Argentina, slipping towards default, faces $500 million trip wire
The three dollar-denominated bonds are part of a $66.2 billion proposal by the government to push maturities on its foreign debt back until the next decade, halt all payments for three years and gain debt relief of over $40 billion.
Creditors have around 20 days to accept the deal, but the real deadline could end up being payment on the bonds.
Argentina’s leaders have suggested that once a formal restructuring proposal was made, it would stop servicing payment on the debt involved. Those payments amount to around $3.5 billion for the rest of the year, government data show.
The April 22 payment comes with a 30-day grace period until May 22, after which if it remains unpaid and no deal with creditors is struck, Argentina would plunge into default, reviving memories of acrimonious battles with creditors after a major default in 2002.
“The offer, as it stands, I see it very difficult for it to move forward,” said José Echagüe, chief strategy officer at advisory Consultatio in Buenos Aires, adding Argentina could hold off payment but keep it as a trump card in talks.
“The government is keeping that as a negotiation tool in reserve, and could sweeten the deal by paying it in cash.”
The proposal was formally filed with the U.S. Securities and Exchange Commission this week, though major creditor committees have already rejected the current terms as overly tough. The government contends that the offer is final.
“This is the offer, this is what they have to decide on,” economy ministry Martin Guzman told local publication El Destape on Tuesday, adding creditors would have to decide whether to take it or leave it. “The offer is what it is.”
“The expressions of rejection were expected, it’s part of a process in which the other party seeks to pressure Argentina to offer more. But it cannot be done because it is unsustainable, and that’s not something we are going to do.”
Argentina’s economy ministry declined to comment on whether it would make the $500 million payment.
The country, gripped by recession for the last two years, is striving to revamp a larger debt pile that totals around $323 billion, though it has been hit by the global pandemic that looks likely to drag the country into a deep recession this year.
Argentine bonds, however, have risen since details of the proposal were unveiled, underscoring how the offer - while tough - was not as bad as some had feared, and prompted hope that the two sides could eventually reach an accord.
“Given what was proposed, it’s obviously not an appealing offer, but the distance between the offer and what might be accepted isn’t so far apart,” said Javier Alvarado from consultancy ACM in Buenos Aires.
He suggested that some earlier interest payments could be added as a sweetener without becoming untenable.
JP Morgan said that the $500 million interest payment could end up being used as a “stick” in negotiations, with the threat of default something investors may want to avoid.
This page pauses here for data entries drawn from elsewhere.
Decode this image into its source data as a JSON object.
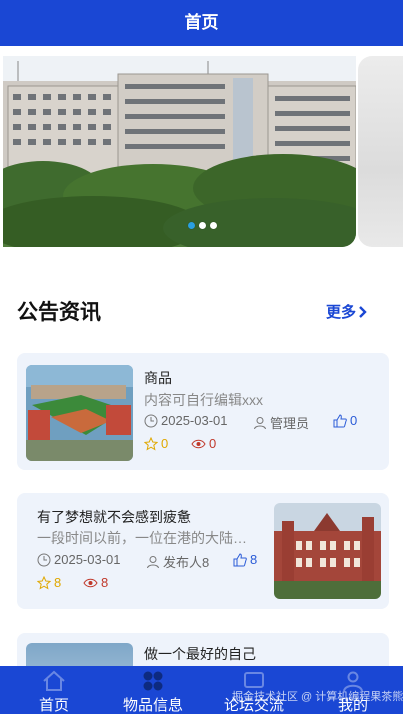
{
  "header": {
    "title": "首页"
  },
  "carousel": {
    "dot_count": 3,
    "active_index": 0
  },
  "notices": {
    "title": "公告资讯",
    "more_label": "更多",
    "items": [
      {
        "title": "商品",
        "summary": "内容可自行编辑xxx",
        "date": "2025-03-01",
        "author": "管理员",
        "likes": "0",
        "favorites": "0",
        "views": "0"
      },
      {
        "title": "有了梦想就不会感到疲惫",
        "summary": "一段时间以前，一位在港的大陆…",
        "date": "2025-03-01",
        "author": "发布人8",
        "likes": "8",
        "favorites": "8",
        "views": "8"
      },
      {
        "title": "做一个最好的自己"
      }
    ]
  },
  "tabbar": {
    "tabs": [
      {
        "label": "首页",
        "icon": "home-icon"
      },
      {
        "label": "物品信息",
        "icon": "grid-icon"
      },
      {
        "label": "论坛交流",
        "icon": "forum-icon"
      },
      {
        "label": "我的",
        "icon": "user-icon"
      }
    ]
  },
  "watermark": "掘金技术社区 @ 计算机编程果茶熊",
  "colors": {
    "primary": "#1a47d4",
    "card_bg": "#eef3fb",
    "accent_blue": "#2a5bd7",
    "star": "#e0a800",
    "eye": "#c0392b"
  }
}
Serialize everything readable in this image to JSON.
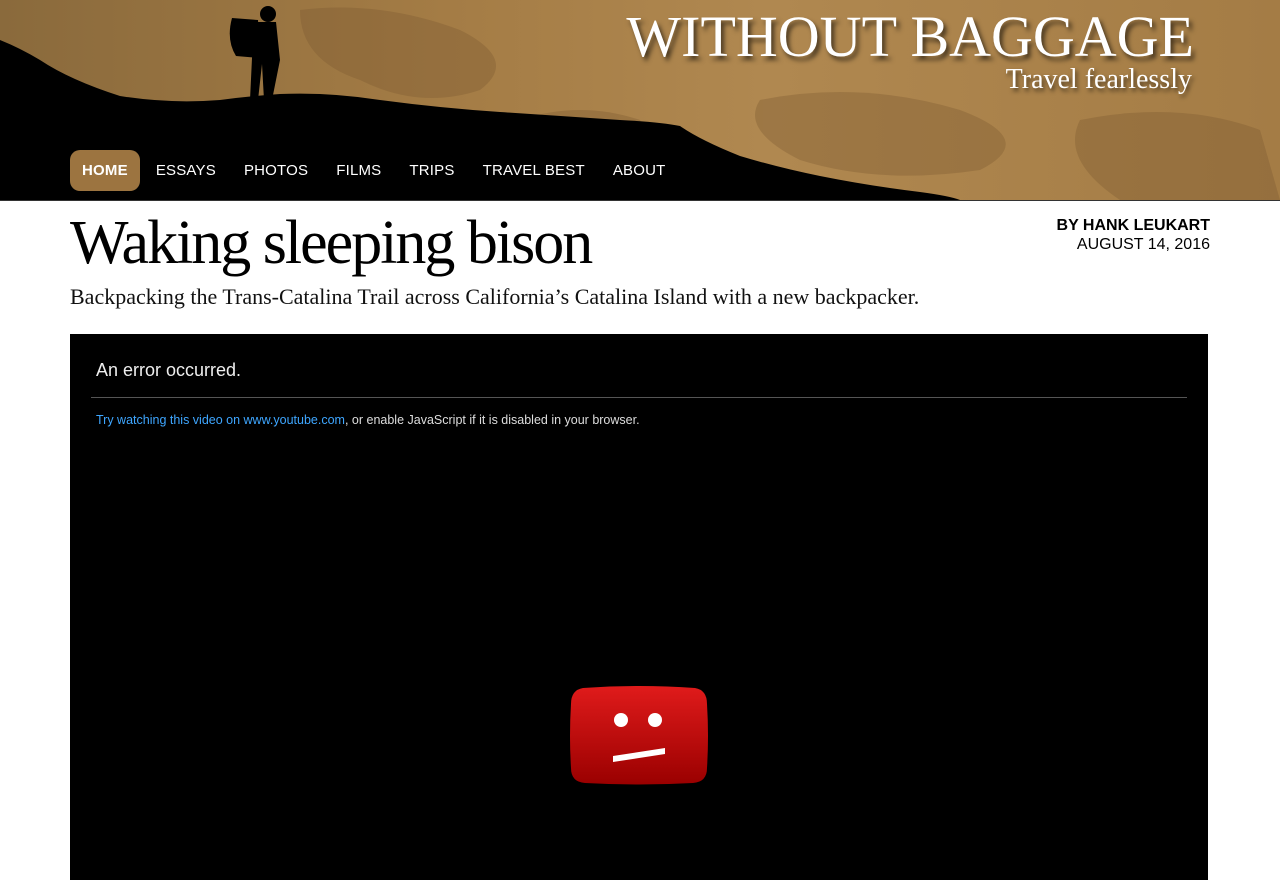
{
  "site": {
    "title": "WITHOUT BAGGAGE",
    "tagline": "Travel fearlessly"
  },
  "nav": {
    "items": [
      {
        "label": "HOME",
        "active": true
      },
      {
        "label": "ESSAYS",
        "active": false
      },
      {
        "label": "PHOTOS",
        "active": false
      },
      {
        "label": "FILMS",
        "active": false
      },
      {
        "label": "TRIPS",
        "active": false
      },
      {
        "label": "TRAVEL BEST",
        "active": false
      },
      {
        "label": "ABOUT",
        "active": false
      }
    ]
  },
  "article": {
    "title": "Waking sleeping bison",
    "subtitle": "Backpacking the Trans-Catalina Trail across California’s Catalina Island with a new backpacker.",
    "byline": "BY HANK LEUKART",
    "date": "AUGUST 14, 2016"
  },
  "video": {
    "error_title": "An error occurred.",
    "help_link": "Try watching this video on www.youtube.com",
    "help_rest": ", or enable JavaScript if it is disabled in your browser.",
    "icon": "sad-youtube-icon"
  },
  "colors": {
    "banner": "#a47c45",
    "nav_active": "#9c7440",
    "link": "#3ea6ff",
    "error_icon": "#cc0000"
  }
}
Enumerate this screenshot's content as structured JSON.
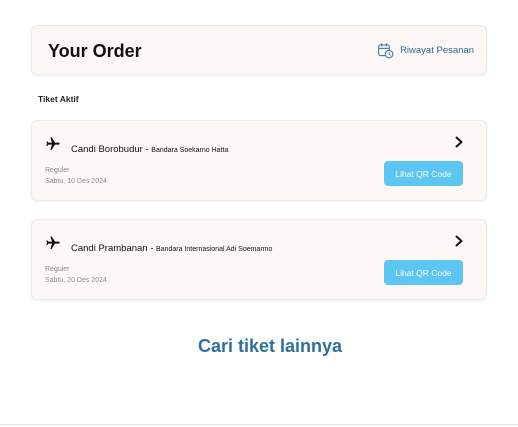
{
  "header": {
    "title": "Your Order",
    "history_label": "Riwayat Pesanan",
    "history_icon": "calendar-clock-icon"
  },
  "section_label": "Tiket Aktif",
  "tickets": [
    {
      "destination": "Candi Borobudur",
      "separator": " - ",
      "origin": "Bandara Soekarno Hatta",
      "class": "Reguler",
      "date": "Sabtu, 10 Des 2024",
      "button_label": "Lihat QR Code"
    },
    {
      "destination": "Candi Prambanan",
      "separator": " - ",
      "origin": "Bandara Internasional Adi Soemarmo",
      "class": "Reguler",
      "date": "Sabtu, 20 Des 2024",
      "button_label": "Lihat QR Code"
    }
  ],
  "more_link": "Cari tiket lainnya",
  "colors": {
    "accent": "#5bc6f2",
    "link": "#2f6f9e",
    "card_bg": "#fdf8f6"
  }
}
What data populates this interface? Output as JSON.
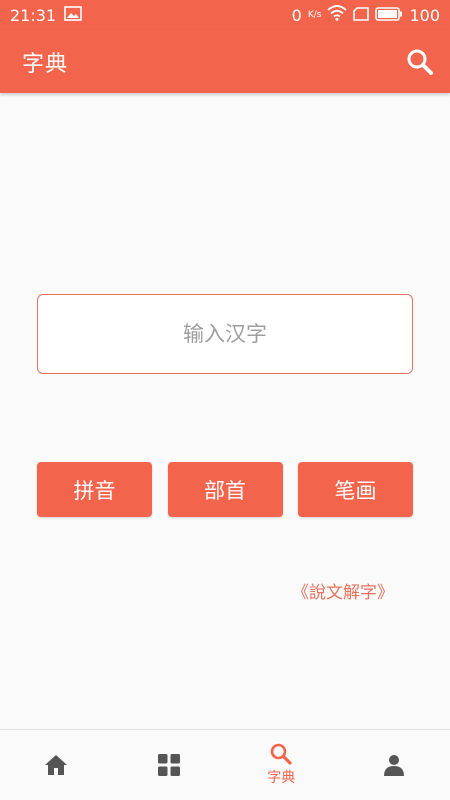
{
  "status": {
    "time": "21:31",
    "image_icon": "image-icon",
    "network_speed": "0",
    "speed_unit": "K/s",
    "wifi_icon": "wifi-icon",
    "sim_icon": "sim-icon",
    "battery_icon": "battery-icon",
    "battery": "100"
  },
  "header": {
    "title": "字典",
    "search_icon": "search-icon"
  },
  "search": {
    "placeholder": "输入汉字",
    "value": ""
  },
  "lookup_buttons": [
    {
      "label": "拼音"
    },
    {
      "label": "部首"
    },
    {
      "label": "笔画"
    }
  ],
  "book_link": "《說文解字》",
  "bottom_nav": [
    {
      "icon": "home-icon",
      "label": ""
    },
    {
      "icon": "grid-icon",
      "label": ""
    },
    {
      "icon": "search-icon",
      "label": "字典",
      "active": true
    },
    {
      "icon": "person-icon",
      "label": ""
    }
  ],
  "colors": {
    "primary": "#f2644c",
    "border": "#e8725c",
    "placeholder": "#9e9e9e",
    "background": "#fafafa"
  }
}
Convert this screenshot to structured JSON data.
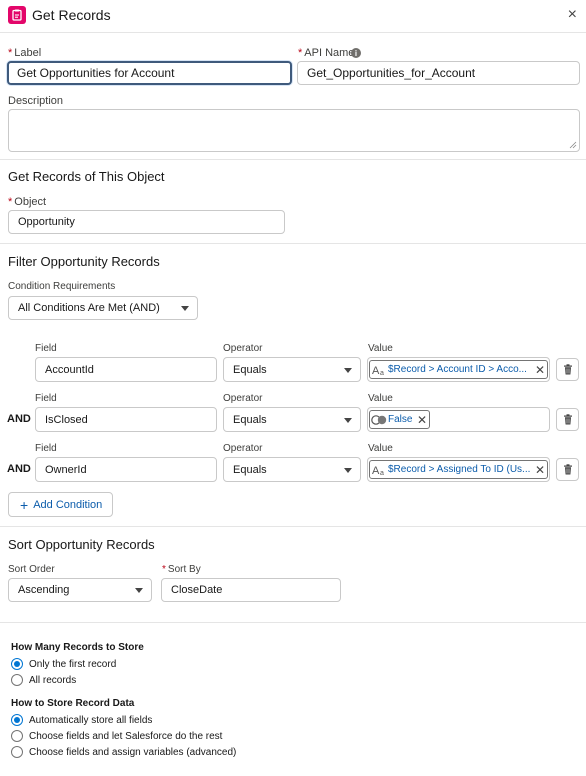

With the economy increasingly frail, however, and investments in key areas like oil exploration already hurt badly by tumbling prices, the investment bank pointed out that there may be less barriers than usual to allowing a default.